— Task prompt —
List every line in this data where the string "JSON" occurs.
### Records for the exercise
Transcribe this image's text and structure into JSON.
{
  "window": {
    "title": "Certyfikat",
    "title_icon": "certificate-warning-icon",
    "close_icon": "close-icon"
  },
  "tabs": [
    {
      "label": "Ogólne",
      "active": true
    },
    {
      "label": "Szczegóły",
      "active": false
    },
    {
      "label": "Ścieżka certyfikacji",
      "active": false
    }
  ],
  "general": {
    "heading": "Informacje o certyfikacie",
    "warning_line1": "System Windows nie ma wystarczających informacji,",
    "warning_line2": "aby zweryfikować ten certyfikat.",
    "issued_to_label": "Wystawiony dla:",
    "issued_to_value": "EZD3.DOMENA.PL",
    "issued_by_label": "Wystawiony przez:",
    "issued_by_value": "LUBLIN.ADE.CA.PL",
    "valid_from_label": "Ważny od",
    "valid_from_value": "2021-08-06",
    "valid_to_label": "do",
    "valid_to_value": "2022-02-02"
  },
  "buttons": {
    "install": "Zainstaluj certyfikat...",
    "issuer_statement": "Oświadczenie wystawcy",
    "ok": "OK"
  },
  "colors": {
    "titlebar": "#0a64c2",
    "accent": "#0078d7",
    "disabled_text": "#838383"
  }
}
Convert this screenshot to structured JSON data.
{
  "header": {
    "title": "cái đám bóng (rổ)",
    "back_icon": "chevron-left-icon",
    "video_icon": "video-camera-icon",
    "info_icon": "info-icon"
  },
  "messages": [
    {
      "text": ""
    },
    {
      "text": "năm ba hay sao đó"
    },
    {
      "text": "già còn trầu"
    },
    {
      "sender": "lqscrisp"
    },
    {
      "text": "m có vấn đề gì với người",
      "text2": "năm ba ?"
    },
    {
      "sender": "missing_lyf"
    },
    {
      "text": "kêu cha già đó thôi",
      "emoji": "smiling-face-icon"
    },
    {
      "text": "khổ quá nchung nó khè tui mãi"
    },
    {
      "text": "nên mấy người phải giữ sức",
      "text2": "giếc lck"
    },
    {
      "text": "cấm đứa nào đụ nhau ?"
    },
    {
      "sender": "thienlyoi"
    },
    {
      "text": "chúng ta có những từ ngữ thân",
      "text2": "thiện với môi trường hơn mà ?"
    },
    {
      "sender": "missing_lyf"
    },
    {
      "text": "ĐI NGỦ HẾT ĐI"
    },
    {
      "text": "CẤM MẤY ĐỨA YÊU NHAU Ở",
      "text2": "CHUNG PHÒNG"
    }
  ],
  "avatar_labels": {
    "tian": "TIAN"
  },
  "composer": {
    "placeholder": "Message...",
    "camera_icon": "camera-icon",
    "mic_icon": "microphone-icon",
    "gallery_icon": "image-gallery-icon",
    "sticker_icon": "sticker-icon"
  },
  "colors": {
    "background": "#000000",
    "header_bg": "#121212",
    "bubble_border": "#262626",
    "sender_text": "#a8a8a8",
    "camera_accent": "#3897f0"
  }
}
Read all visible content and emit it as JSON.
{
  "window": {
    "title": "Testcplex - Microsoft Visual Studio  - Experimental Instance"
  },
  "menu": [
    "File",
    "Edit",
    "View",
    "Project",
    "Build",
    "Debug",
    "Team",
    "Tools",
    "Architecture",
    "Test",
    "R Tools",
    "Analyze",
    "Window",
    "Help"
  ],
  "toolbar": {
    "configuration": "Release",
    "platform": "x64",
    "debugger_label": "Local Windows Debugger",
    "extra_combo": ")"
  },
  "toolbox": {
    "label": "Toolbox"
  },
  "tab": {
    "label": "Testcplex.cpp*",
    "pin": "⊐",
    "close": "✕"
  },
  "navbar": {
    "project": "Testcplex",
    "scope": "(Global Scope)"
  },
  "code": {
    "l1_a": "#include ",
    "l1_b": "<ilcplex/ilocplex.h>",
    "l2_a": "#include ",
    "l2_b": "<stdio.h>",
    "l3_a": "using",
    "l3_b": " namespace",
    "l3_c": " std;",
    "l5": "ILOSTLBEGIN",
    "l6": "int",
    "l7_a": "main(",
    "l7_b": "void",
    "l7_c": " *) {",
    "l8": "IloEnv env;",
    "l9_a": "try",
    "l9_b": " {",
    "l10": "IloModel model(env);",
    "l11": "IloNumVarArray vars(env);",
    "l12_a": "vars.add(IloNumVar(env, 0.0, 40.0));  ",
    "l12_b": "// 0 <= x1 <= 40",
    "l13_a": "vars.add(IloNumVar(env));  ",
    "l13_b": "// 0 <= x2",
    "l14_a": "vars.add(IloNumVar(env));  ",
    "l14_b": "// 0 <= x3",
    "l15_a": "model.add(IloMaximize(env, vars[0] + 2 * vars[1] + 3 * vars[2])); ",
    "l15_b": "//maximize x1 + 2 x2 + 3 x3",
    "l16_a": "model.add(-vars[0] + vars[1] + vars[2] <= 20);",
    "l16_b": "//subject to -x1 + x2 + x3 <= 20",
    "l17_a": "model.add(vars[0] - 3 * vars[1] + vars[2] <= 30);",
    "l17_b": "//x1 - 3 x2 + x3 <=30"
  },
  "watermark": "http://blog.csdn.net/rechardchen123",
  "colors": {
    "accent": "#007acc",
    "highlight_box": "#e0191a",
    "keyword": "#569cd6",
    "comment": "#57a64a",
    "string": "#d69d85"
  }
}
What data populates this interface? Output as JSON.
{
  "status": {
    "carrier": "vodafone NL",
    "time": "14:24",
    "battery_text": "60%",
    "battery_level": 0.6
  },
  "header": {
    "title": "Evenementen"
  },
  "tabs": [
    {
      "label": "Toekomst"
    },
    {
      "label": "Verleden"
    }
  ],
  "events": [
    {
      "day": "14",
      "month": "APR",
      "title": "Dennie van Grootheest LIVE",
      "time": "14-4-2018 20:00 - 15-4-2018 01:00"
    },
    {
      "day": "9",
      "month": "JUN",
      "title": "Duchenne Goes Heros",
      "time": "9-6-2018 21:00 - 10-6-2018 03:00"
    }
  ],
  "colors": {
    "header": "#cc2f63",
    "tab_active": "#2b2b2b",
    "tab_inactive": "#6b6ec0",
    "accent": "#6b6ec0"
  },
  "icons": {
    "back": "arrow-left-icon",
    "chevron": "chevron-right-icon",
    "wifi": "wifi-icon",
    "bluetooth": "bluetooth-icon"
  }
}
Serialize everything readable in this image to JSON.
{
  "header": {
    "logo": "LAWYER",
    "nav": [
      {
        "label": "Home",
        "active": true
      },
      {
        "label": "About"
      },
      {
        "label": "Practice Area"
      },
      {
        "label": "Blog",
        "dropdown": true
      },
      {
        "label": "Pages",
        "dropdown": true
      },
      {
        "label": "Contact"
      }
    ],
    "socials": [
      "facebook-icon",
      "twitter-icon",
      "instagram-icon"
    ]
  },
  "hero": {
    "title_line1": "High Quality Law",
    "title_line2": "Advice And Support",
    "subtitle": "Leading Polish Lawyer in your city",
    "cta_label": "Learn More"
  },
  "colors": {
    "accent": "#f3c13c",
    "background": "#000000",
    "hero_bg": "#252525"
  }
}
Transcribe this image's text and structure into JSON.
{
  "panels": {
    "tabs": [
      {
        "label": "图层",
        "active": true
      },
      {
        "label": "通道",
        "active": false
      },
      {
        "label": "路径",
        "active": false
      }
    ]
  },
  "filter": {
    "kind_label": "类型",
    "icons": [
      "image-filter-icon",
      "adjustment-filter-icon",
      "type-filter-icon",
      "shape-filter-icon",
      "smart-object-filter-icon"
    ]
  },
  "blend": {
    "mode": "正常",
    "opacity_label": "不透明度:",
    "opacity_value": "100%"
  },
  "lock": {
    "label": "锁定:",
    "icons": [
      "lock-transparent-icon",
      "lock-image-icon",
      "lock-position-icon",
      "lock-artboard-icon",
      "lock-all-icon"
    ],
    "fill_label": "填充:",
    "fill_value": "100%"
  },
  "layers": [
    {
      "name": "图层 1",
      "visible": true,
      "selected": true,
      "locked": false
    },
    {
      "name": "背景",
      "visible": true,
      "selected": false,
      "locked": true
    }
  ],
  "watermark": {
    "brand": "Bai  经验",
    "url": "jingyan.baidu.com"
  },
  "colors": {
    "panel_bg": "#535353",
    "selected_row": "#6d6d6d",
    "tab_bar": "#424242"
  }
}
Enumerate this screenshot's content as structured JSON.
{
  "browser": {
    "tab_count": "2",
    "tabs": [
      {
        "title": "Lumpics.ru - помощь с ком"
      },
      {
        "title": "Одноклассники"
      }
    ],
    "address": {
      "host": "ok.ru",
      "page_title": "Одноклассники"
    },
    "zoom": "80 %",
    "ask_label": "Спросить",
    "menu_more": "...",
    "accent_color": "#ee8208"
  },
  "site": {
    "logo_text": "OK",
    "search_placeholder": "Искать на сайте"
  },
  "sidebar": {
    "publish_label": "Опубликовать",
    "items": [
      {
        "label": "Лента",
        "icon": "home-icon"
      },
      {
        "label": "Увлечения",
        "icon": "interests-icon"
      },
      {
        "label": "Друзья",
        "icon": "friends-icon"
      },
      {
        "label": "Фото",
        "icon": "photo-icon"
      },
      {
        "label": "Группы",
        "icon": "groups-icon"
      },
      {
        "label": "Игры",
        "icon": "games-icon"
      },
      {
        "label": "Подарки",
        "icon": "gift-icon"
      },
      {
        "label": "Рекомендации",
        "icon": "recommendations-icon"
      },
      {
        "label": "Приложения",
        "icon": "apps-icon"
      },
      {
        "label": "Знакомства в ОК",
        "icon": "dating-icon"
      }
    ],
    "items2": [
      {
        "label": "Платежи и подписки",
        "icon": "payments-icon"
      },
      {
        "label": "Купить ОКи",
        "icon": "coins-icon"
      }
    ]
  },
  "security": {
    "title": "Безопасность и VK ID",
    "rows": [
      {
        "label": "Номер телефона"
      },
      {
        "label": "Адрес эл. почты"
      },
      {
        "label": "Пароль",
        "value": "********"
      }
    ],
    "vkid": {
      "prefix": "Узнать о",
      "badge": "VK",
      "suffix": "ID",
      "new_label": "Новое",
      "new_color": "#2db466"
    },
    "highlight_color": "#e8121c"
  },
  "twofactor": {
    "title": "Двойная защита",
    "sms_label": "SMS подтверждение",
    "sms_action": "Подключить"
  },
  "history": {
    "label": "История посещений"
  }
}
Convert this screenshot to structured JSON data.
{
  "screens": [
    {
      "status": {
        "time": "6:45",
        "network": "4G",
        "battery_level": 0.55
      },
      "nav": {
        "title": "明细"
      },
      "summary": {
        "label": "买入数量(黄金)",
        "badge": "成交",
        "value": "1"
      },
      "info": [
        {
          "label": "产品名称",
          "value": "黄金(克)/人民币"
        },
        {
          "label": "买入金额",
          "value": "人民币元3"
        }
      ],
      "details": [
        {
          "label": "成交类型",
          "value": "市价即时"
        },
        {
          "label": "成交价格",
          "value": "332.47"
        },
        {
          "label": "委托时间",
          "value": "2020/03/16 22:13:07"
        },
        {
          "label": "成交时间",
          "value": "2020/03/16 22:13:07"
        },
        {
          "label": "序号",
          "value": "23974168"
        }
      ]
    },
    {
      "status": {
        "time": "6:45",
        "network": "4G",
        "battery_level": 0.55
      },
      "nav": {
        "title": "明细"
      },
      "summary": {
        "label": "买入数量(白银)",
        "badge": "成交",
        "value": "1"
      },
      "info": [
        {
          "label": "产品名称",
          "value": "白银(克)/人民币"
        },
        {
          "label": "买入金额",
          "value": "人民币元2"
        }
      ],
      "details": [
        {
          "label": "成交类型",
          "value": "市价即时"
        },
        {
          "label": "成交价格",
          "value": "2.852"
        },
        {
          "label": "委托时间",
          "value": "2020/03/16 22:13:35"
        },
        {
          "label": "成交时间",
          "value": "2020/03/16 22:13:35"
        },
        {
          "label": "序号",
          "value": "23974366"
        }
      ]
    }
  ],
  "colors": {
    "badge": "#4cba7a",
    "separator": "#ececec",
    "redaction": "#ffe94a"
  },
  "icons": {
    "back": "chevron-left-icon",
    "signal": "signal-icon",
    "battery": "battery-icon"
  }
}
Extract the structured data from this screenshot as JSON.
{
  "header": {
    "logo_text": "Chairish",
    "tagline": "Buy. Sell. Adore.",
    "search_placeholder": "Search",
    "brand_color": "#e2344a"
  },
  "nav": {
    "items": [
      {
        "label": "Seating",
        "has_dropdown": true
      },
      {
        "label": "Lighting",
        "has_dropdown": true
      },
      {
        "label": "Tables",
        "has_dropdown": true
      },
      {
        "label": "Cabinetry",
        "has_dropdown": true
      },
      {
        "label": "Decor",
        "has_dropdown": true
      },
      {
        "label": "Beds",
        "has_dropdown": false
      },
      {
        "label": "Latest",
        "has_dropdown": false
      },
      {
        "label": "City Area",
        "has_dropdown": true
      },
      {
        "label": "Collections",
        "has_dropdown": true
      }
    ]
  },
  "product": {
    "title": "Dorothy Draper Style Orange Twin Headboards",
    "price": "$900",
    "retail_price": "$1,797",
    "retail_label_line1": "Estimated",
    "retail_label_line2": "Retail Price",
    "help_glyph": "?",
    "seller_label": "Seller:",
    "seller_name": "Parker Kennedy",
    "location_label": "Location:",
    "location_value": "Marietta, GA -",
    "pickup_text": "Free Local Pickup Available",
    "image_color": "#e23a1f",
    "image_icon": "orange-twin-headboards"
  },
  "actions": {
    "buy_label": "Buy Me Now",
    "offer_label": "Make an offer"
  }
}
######
— Response to the task —
Transcribe this image's text and structure into JSON.
Convert this screenshot to structured JSON data.
Read all visible content and emit it as JSON.
What data populates this interface? Output as JSON.
Serialize everything readable in this image to JSON.
Transcribe this image's text and structure into JSON.
Enumerate this screenshot's content as structured JSON.
Convert this screenshot to structured JSON data.
Extract the structured data from this screenshot as JSON.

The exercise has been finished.